## [TASK ITEM]
The records below must be copied in full, exactly as they read.

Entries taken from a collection
• • • • • • •

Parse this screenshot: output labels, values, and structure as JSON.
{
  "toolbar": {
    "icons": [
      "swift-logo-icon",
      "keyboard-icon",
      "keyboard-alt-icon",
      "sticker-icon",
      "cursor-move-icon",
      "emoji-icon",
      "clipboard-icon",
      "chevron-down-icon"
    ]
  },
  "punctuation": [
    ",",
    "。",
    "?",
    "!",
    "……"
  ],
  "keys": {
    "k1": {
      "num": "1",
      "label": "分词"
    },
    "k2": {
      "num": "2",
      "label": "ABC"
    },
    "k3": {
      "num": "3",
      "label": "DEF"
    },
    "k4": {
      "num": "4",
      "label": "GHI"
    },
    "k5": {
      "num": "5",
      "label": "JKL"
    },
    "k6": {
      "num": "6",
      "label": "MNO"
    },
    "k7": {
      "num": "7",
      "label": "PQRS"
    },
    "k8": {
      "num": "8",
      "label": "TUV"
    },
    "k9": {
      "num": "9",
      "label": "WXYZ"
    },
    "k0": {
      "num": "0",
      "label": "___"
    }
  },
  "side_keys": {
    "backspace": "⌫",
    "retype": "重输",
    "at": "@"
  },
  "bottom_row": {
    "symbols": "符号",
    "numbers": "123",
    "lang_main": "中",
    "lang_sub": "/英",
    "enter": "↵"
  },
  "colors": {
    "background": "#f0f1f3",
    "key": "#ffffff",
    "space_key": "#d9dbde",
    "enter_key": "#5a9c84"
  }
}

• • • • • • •

## [OUTPUT OF THE EXERCISE]
Parse this screenshot: output labels, values, and structure as JSON.
{
  "toolbar": {
    "icons": [
      "swift-logo-icon",
      "keyboard-icon",
      "keyboard-alt-icon",
      "sticker-icon",
      "cursor-move-icon",
      "emoji-icon",
      "clipboard-icon",
      "chevron-down-icon"
    ]
  },
  "punctuation": [
    ",",
    "。",
    "?",
    "!",
    "……"
  ],
  "keys": {
    "k1": {
      "num": "1",
      "label": "分词"
    },
    "k2": {
      "num": "2",
      "label": "ABC"
    },
    "k3": {
      "num": "3",
      "label": "DEF"
    },
    "k4": {
      "num": "4",
      "label": "GHI"
    },
    "k5": {
      "num": "5",
      "label": "JKL"
    },
    "k6": {
      "num": "6",
      "label": "MNO"
    },
    "k7": {
      "num": "7",
      "label": "PQRS"
    },
    "k8": {
      "num": "8",
      "label": "TUV"
    },
    "k9": {
      "num": "9",
      "label": "WXYZ"
    },
    "k0": {
      "num": "0",
      "label": "___"
    }
  },
  "side_keys": {
    "backspace": "⌫",
    "retype": "重输",
    "at": "@"
  },
  "bottom_row": {
    "symbols": "符号",
    "numbers": "123",
    "lang_main": "中",
    "lang_sub": "/英",
    "enter": "↵"
  },
  "colors": {
    "background": "#f0f1f3",
    "key": "#ffffff",
    "space_key": "#d9dbde",
    "enter_key": "#5a9c84"
  }
}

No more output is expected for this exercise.